Web page and app entries:
»»

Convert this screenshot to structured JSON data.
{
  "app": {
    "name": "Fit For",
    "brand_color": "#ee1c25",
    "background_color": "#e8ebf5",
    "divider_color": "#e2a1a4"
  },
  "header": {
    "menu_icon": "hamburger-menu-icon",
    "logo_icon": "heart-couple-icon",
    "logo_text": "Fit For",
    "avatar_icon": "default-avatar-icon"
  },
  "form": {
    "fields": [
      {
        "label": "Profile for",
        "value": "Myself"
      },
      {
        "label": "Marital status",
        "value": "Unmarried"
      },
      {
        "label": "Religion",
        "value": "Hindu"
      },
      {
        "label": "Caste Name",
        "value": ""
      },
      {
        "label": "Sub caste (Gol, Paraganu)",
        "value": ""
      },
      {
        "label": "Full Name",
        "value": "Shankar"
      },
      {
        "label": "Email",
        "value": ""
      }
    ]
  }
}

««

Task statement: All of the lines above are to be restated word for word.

Your solution:
Convert this screenshot to structured JSON data.
{
  "app": {
    "name": "Fit For",
    "brand_color": "#ee1c25",
    "background_color": "#e8ebf5",
    "divider_color": "#e2a1a4"
  },
  "header": {
    "menu_icon": "hamburger-menu-icon",
    "logo_icon": "heart-couple-icon",
    "logo_text": "Fit For",
    "avatar_icon": "default-avatar-icon"
  },
  "form": {
    "fields": [
      {
        "label": "Profile for",
        "value": "Myself"
      },
      {
        "label": "Marital status",
        "value": "Unmarried"
      },
      {
        "label": "Religion",
        "value": "Hindu"
      },
      {
        "label": "Caste Name",
        "value": ""
      },
      {
        "label": "Sub caste (Gol, Paraganu)",
        "value": ""
      },
      {
        "label": "Full Name",
        "value": "Shankar"
      },
      {
        "label": "Email",
        "value": ""
      }
    ]
  }
}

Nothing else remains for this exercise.